Data records for software interfaces
************

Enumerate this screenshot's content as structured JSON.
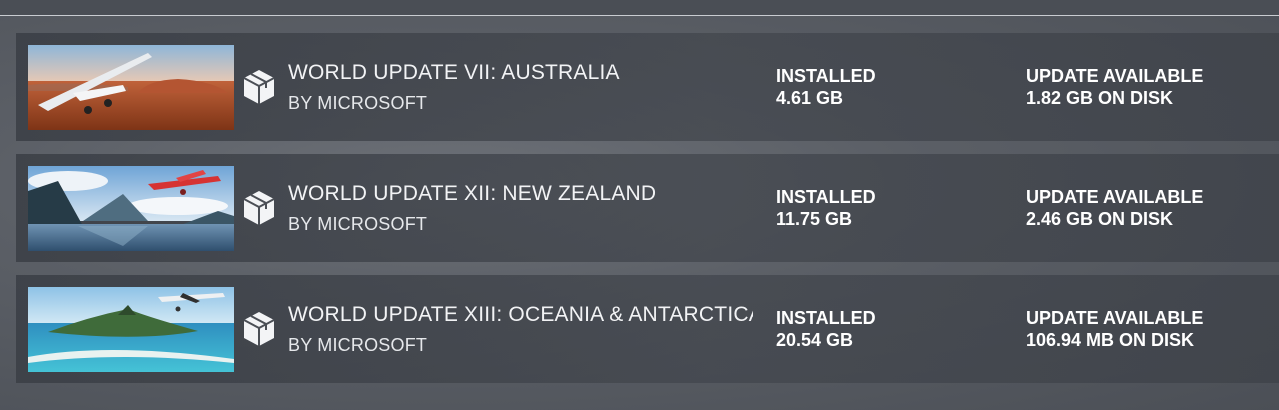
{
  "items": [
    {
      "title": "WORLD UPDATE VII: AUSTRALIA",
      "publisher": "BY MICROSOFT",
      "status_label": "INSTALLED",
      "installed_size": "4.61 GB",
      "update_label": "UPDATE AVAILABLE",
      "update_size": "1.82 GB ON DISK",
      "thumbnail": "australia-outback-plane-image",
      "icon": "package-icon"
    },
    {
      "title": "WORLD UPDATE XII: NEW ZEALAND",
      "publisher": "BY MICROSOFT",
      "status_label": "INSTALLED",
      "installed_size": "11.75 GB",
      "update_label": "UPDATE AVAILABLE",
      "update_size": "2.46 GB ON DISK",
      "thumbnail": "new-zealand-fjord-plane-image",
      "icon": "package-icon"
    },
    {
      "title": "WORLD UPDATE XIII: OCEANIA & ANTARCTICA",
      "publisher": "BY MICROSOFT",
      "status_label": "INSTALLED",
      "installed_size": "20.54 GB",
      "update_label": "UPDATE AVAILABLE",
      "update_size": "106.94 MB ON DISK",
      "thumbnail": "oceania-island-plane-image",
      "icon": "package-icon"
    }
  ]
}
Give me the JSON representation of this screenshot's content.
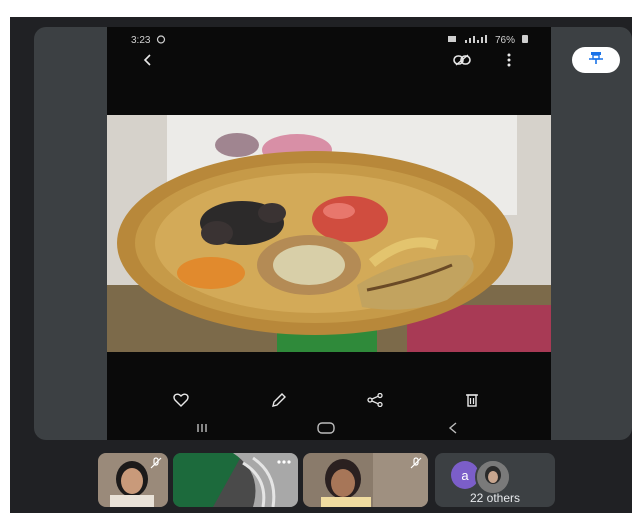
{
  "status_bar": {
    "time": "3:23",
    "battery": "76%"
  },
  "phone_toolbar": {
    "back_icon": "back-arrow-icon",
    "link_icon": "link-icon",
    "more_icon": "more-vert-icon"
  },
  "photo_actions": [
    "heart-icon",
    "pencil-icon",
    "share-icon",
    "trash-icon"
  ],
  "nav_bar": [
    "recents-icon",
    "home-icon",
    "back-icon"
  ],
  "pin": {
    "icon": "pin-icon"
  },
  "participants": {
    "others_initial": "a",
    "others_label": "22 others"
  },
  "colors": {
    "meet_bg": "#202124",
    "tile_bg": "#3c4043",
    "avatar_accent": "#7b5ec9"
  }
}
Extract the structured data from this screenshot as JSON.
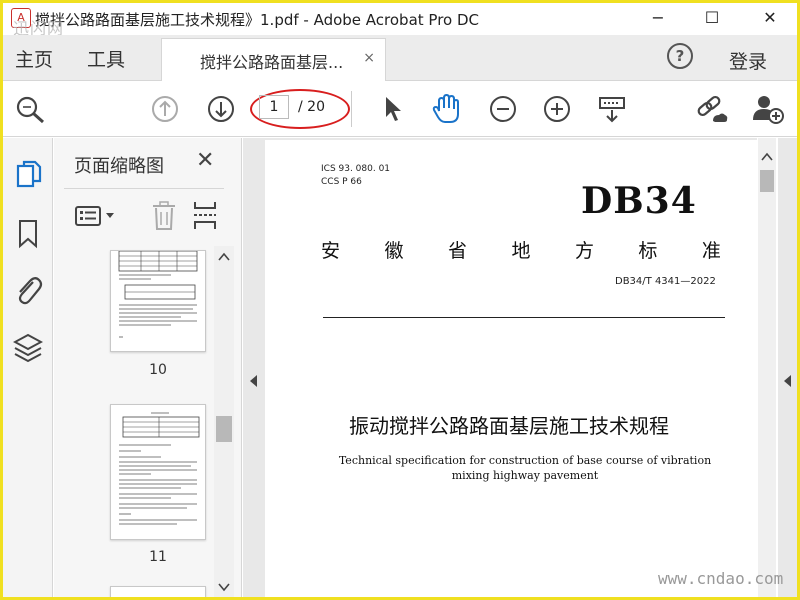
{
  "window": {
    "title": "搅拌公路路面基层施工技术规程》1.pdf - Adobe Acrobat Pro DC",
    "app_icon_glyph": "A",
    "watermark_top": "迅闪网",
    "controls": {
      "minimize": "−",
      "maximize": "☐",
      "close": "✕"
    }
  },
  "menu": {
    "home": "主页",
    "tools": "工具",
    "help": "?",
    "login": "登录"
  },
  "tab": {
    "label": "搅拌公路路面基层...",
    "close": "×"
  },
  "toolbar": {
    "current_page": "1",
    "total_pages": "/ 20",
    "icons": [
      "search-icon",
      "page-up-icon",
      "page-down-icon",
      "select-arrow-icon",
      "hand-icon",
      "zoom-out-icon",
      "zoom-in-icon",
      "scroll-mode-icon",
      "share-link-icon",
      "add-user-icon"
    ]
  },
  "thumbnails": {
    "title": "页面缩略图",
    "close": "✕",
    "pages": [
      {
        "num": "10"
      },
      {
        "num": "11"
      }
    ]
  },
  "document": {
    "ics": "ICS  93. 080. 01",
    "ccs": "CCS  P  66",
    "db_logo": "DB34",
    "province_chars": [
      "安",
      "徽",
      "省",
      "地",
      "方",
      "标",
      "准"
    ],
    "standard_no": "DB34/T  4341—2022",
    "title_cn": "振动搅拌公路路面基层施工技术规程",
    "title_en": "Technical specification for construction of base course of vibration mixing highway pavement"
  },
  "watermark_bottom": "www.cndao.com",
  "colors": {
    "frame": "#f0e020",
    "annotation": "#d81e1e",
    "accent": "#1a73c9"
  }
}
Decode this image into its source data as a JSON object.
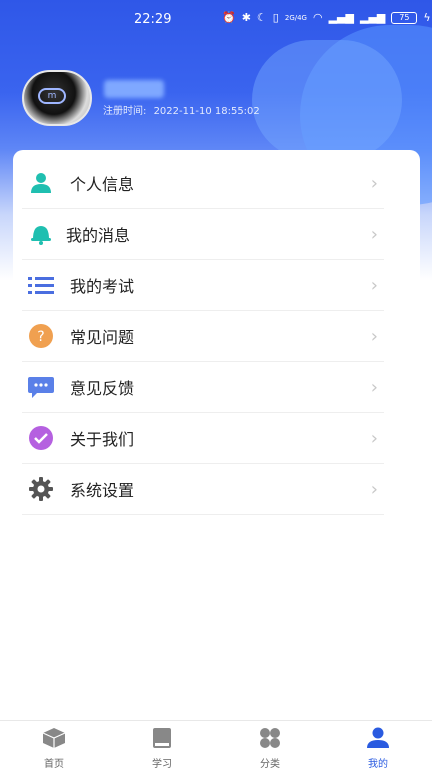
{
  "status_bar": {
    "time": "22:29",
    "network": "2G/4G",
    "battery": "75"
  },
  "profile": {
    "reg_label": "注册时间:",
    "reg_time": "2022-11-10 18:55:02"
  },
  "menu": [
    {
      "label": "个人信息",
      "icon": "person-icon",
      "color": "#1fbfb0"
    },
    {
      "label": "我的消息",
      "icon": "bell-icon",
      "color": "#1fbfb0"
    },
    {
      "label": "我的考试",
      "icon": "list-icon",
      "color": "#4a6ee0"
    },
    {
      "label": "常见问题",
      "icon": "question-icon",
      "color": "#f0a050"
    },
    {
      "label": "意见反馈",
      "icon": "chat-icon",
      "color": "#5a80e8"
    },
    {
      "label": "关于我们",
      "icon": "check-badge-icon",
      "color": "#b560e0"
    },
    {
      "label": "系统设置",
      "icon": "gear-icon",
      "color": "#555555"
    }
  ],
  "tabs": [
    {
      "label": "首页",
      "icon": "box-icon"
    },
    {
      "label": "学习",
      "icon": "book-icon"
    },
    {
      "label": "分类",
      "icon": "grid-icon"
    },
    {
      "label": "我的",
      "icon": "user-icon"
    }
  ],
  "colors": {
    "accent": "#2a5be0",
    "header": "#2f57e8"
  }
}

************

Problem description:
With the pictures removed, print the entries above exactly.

Exercise response:
Enumerate this screenshot's content as structured JSON.
{
  "items": [
    {
      "title": "WORLD UPDATE VII: AUSTRALIA",
      "publisher": "BY MICROSOFT",
      "status_label": "INSTALLED",
      "installed_size": "4.61 GB",
      "update_label": "UPDATE AVAILABLE",
      "update_size": "1.82 GB ON DISK",
      "thumbnail": "australia-outback-plane-image",
      "icon": "package-icon"
    },
    {
      "title": "WORLD UPDATE XII: NEW ZEALAND",
      "publisher": "BY MICROSOFT",
      "status_label": "INSTALLED",
      "installed_size": "11.75 GB",
      "update_label": "UPDATE AVAILABLE",
      "update_size": "2.46 GB ON DISK",
      "thumbnail": "new-zealand-fjord-plane-image",
      "icon": "package-icon"
    },
    {
      "title": "WORLD UPDATE XIII: OCEANIA & ANTARCTICA",
      "publisher": "BY MICROSOFT",
      "status_label": "INSTALLED",
      "installed_size": "20.54 GB",
      "update_label": "UPDATE AVAILABLE",
      "update_size": "106.94 MB ON DISK",
      "thumbnail": "oceania-island-plane-image",
      "icon": "package-icon"
    }
  ]
}
Give me the JSON representation of this screenshot's content.
{
  "status_bar": {
    "time": "3:23",
    "battery": "76%"
  },
  "phone_toolbar": {
    "back_icon": "back-arrow-icon",
    "link_icon": "link-icon",
    "more_icon": "more-vert-icon"
  },
  "photo_actions": [
    "heart-icon",
    "pencil-icon",
    "share-icon",
    "trash-icon"
  ],
  "nav_bar": [
    "recents-icon",
    "home-icon",
    "back-icon"
  ],
  "pin": {
    "icon": "pin-icon"
  },
  "participants": {
    "others_initial": "a",
    "others_label": "22 others"
  },
  "colors": {
    "meet_bg": "#202124",
    "tile_bg": "#3c4043",
    "avatar_accent": "#7b5ec9"
  }
}
Extract the structured data from this screenshot as JSON.
{
  "window": {
    "title": "搅拌公路路面基层施工技术规程》1.pdf - Adobe Acrobat Pro DC",
    "app_icon_glyph": "A",
    "watermark_top": "迅闪网",
    "controls": {
      "minimize": "−",
      "maximize": "☐",
      "close": "✕"
    }
  },
  "menu": {
    "home": "主页",
    "tools": "工具",
    "help": "?",
    "login": "登录"
  },
  "tab": {
    "label": "搅拌公路路面基层...",
    "close": "×"
  },
  "toolbar": {
    "current_page": "1",
    "total_pages": "/ 20",
    "icons": [
      "search-icon",
      "page-up-icon",
      "page-down-icon",
      "select-arrow-icon",
      "hand-icon",
      "zoom-out-icon",
      "zoom-in-icon",
      "scroll-mode-icon",
      "share-link-icon",
      "add-user-icon"
    ]
  },
  "thumbnails": {
    "title": "页面缩略图",
    "close": "✕",
    "pages": [
      {
        "num": "10"
      },
      {
        "num": "11"
      }
    ]
  },
  "document": {
    "ics": "ICS  93. 080. 01",
    "ccs": "CCS  P  66",
    "db_logo": "DB34",
    "province_chars": [
      "安",
      "徽",
      "省",
      "地",
      "方",
      "标",
      "准"
    ],
    "standard_no": "DB34/T  4341—2022",
    "title_cn": "振动搅拌公路路面基层施工技术规程",
    "title_en": "Technical specification for construction of base course of vibration mixing highway pavement"
  },
  "watermark_bottom": "www.cndao.com",
  "colors": {
    "frame": "#f0e020",
    "annotation": "#d81e1e",
    "accent": "#1a73c9"
  }
}
Decode this image into its source data as a JSON object.
{
  "status_bar": {
    "time": "22:29",
    "network": "2G/4G",
    "battery": "75"
  },
  "profile": {
    "reg_label": "注册时间:",
    "reg_time": "2022-11-10 18:55:02"
  },
  "menu": [
    {
      "label": "个人信息",
      "icon": "person-icon",
      "color": "#1fbfb0"
    },
    {
      "label": "我的消息",
      "icon": "bell-icon",
      "color": "#1fbfb0"
    },
    {
      "label": "我的考试",
      "icon": "list-icon",
      "color": "#4a6ee0"
    },
    {
      "label": "常见问题",
      "icon": "question-icon",
      "color": "#f0a050"
    },
    {
      "label": "意见反馈",
      "icon": "chat-icon",
      "color": "#5a80e8"
    },
    {
      "label": "关于我们",
      "icon": "check-badge-icon",
      "color": "#b560e0"
    },
    {
      "label": "系统设置",
      "icon": "gear-icon",
      "color": "#555555"
    }
  ],
  "tabs": [
    {
      "label": "首页",
      "icon": "box-icon"
    },
    {
      "label": "学习",
      "icon": "book-icon"
    },
    {
      "label": "分类",
      "icon": "grid-icon"
    },
    {
      "label": "我的",
      "icon": "user-icon"
    }
  ],
  "colors": {
    "accent": "#2a5be0",
    "header": "#2f57e8"
  }
}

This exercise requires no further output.